Mary Mudd McHale thought her brother Tom was “crazy” for wanting to do it, but he insisted.
Even in the heat of the early summer, McHale said, Tom Mudd insisted on honoring the anniversary of their great-grandfather’s release from prison with a family reunion. Mary and Tom are the great-grandchildren of Dr. Samuel Mudd, the Charles County physician who infamously tended to the wounds of John Wilkes Booth the night he assassinated Abraham Lincoln at Ford’s Theatre in Washington, D.C., on April 14, 1865.
On Friday afternoon — despite the somewhat-oppressive heat Mary had feared — she, Tom and dozens of other Mudds convened their joint celebration of their ancestor’s return from Fort Jefferson in Key West, Fla. The family had convened in Florida years ago to commemorate Dr. Mudd’s arrival at the prison. Although some joked that they wished they could have returned to Florida for another beach vacation, descendants of the doctor came from as far away as Washington, Michigan, Colorado and Missouri to attend the two-day celebration held on the grounds of the Dr. Samuel A. Mudd House Museum in Waldorf.
Despite the high temperatures, re-enactors dressed in full period costume from hoop skirts to topcoats made it feel as if one had stepped back in time for a day. Friday’s festivities at the house — also known as St. Catharine — kicked off two full days of music, tours of the home and re-enactments, said lead docent Donna Peterson. A citation that will ultimately be displayed at the home from Gov. Larry Hogan (R) in recognition of the special day was presented by his Southern Maryland liaison Gretchen Hardman to Tom, who in turn presented it to Mary, noting her place as Dr. Mudd’s oldest living descendant.
McHale recalled visiting the “old, battered and great” farm in her youth, and said it held special memories for her.
“I never thought a day would come that the house would be so protected and so well cared for,” McHale said. “Such caring people put such time and effort into this house. I always think they’re taking care of great grandpa’s house, and I love that.”
Phil Brandenburg, president of the Dr. Mudd Society, called the doctor’s 1869 pardon by President Andrew Johnson and subsequent return from prison his “silver lining.” In his time there, Brandenburg said, Dr. Mudd survived a yellow fever outbreak that killed another doctor at the prison camp.
“Today we’re here to celebrate that lovely event of Dr. Mudd returning home to his lovely wife and children,” Brandenburg said, thanking those who carry on his “life and legacy.”
Bob Bowser, a docent who portrays Dr. Mudd at the museum, said he’s “had the privilege of telling your ancestor’s story” for the last 11 years.

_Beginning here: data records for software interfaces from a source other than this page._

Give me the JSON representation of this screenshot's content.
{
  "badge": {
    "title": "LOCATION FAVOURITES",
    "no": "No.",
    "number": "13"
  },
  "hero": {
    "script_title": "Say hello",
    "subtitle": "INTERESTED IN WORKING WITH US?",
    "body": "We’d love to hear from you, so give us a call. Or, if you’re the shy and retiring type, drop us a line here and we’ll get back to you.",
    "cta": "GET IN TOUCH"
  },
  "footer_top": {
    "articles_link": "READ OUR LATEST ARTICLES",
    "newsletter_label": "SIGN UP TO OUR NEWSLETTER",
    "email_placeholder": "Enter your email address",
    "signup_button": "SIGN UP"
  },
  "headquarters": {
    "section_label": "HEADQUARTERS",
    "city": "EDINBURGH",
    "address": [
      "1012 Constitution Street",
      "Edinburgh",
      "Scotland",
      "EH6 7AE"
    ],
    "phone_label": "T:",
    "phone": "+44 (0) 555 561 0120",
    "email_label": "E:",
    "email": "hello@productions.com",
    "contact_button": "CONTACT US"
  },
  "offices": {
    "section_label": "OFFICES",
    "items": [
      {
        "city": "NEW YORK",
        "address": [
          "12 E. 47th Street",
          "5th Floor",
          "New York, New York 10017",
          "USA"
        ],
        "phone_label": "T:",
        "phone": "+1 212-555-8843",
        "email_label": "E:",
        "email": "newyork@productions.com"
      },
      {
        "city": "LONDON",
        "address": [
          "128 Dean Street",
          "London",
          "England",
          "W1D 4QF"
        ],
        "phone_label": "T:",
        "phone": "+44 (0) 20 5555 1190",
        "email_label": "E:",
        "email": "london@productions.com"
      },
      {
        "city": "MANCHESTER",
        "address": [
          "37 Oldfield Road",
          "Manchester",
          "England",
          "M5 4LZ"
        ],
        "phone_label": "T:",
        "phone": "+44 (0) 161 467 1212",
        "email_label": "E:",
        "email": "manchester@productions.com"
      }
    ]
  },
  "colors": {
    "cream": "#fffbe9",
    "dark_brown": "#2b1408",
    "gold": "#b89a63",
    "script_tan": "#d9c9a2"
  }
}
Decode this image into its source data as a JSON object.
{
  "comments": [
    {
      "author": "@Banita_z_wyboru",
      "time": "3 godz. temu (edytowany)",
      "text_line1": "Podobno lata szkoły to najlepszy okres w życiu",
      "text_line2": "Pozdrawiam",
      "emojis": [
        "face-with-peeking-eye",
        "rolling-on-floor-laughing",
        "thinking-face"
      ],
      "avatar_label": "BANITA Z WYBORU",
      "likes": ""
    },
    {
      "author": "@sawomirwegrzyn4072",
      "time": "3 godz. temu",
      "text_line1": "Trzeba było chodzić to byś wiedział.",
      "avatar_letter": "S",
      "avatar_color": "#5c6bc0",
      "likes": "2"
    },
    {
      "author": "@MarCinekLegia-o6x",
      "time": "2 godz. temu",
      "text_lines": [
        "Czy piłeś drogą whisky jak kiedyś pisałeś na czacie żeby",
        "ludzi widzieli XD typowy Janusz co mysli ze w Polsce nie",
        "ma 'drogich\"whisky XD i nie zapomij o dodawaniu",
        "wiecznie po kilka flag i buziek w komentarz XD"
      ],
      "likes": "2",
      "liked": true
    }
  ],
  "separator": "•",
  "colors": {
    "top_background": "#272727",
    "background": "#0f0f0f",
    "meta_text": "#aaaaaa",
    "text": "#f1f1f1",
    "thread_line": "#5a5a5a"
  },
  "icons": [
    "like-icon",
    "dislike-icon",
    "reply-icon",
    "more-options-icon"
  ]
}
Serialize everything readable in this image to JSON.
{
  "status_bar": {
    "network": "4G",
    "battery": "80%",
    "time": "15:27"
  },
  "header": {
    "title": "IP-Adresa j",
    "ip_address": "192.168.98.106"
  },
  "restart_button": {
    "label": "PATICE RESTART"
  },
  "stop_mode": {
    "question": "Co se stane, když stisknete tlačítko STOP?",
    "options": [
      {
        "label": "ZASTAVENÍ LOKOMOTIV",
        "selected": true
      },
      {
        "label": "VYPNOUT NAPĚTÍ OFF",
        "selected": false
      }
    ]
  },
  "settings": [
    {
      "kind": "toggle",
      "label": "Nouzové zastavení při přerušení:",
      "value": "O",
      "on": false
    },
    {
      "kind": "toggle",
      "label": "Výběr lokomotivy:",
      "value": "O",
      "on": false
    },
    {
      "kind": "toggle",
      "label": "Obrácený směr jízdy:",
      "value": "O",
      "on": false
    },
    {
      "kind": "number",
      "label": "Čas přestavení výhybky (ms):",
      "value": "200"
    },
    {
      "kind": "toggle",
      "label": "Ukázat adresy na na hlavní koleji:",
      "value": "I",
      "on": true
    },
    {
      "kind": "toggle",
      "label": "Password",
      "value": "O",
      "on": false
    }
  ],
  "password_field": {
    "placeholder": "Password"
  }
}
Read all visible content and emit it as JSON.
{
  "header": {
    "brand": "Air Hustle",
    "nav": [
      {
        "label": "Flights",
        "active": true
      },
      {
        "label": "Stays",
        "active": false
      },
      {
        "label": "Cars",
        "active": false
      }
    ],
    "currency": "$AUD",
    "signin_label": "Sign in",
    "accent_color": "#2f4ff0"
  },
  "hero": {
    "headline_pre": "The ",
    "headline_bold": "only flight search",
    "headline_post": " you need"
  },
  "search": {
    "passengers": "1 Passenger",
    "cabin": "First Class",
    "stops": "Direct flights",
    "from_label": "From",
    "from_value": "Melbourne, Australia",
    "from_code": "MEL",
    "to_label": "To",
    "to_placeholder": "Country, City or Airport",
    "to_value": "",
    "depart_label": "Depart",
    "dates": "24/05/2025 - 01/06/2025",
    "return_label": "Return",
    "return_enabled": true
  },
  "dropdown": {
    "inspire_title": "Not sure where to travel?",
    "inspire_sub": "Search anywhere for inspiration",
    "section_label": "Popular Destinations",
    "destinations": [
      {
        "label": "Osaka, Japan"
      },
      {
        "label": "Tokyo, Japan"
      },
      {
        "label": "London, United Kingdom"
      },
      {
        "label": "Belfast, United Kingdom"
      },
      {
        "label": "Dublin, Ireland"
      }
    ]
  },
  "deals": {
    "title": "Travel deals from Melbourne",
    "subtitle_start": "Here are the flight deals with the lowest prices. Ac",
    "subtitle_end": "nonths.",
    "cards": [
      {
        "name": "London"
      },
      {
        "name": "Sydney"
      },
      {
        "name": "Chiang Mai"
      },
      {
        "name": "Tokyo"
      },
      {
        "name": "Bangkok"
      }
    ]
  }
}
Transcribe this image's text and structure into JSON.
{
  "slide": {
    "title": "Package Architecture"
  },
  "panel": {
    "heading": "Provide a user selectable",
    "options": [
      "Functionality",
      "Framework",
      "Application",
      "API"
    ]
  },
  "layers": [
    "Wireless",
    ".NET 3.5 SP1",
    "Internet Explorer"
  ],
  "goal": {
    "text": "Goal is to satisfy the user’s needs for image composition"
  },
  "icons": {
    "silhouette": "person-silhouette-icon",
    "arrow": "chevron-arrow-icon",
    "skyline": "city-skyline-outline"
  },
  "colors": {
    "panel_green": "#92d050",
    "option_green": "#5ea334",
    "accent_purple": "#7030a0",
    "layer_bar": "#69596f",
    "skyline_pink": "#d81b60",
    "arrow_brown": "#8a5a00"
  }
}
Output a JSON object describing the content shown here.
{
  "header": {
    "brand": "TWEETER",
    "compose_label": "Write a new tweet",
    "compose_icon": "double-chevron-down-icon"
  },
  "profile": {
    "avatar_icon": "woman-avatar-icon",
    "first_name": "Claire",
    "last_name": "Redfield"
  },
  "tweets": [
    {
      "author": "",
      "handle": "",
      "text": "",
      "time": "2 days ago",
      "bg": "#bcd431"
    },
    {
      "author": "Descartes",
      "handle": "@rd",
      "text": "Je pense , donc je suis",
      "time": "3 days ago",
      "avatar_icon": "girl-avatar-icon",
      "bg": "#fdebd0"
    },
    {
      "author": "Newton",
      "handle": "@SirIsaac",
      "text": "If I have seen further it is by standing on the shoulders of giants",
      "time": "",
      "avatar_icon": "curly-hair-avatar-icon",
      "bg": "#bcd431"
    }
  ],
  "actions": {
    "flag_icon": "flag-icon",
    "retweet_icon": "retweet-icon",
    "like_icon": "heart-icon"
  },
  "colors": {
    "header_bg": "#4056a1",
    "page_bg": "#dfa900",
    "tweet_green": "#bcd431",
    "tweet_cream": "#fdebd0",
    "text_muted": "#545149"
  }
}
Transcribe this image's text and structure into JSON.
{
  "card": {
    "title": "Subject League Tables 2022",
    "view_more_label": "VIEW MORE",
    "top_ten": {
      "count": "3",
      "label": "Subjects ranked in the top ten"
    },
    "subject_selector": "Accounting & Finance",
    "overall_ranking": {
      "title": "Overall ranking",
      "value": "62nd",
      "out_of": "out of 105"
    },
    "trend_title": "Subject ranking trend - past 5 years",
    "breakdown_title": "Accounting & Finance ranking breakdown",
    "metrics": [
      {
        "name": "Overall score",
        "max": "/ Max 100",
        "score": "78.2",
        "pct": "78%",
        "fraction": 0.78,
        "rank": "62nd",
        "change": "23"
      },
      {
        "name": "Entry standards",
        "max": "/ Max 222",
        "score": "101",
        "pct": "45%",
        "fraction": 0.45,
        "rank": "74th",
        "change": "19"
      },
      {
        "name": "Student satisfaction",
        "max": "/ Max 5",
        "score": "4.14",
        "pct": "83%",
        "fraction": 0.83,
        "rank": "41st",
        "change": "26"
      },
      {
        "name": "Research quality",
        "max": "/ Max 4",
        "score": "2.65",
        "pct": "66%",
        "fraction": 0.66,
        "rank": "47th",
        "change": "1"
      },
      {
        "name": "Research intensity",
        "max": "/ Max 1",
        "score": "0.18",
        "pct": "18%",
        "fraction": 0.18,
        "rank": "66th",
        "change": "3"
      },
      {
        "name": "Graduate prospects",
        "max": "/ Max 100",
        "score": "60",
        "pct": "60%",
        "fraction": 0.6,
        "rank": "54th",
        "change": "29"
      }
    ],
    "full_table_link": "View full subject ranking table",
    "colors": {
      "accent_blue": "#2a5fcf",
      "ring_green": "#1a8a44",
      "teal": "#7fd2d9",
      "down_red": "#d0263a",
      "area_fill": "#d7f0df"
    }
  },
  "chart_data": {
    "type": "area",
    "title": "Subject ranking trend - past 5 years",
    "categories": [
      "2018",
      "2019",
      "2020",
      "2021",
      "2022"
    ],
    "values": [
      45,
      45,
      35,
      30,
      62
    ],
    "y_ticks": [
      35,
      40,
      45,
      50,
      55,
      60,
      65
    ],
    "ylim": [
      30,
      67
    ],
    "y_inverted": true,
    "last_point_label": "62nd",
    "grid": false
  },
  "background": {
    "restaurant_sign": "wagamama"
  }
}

“I hope you find what we do here remembers him, and promotes his memory the way you want to see it cherished,” Bowser said.
Commissioners’ President Reuben B. Collins II (D) spoke of the significant place Dr. Mudd and his family have in the community.
“So many have influenced the way we’ve evolved, and the Mudd family in particular has played a major role in that history,” Collins said. “Today the Mudd family name continues to shine as leaders in our community.”
Collins touched on the local history around the farm, noting specifically the black soldiers who enlisted and trained with Union forces in the Civil War near the farm. More than 87 black soldiers trained nearby, Collins said, “and helped us take a small but important step” toward enduring equality in the country and in the county.
Collins’ family does not have deep roots like the Mudds, he noted, but he’s proud of the county nonetheless. His family settled here 100 years after emancipation, Collins said, but segregation was alive and well: He was enrolled in county schools when desegregation began. The county has come a long way, Collins said, and he is confident progress will continue.
“I appreciate the vital role our intersecting journeys played in influencing who we are today,” Collins said. Commissioner Gilbert “B.J.” Bowling (D) called the Mudds “a good strong family,” and noted their contributions continue to be valuable, calling the home “an asset” for the county.
“I think it’s important to recognize the past and what your family contributed to our county,” Bowling said. “You have a really good family.”
McHale said she was surprised at exactly how many relatives showed up that she didn’t expect to see, including “some Mudds I didn’t know.”
“I frowned on this. I said it’s summer and you’d never be able to get anyone out here with the heat,” Mary said of Tom’s plan for the reunion, joking that “he made a liar out of me.”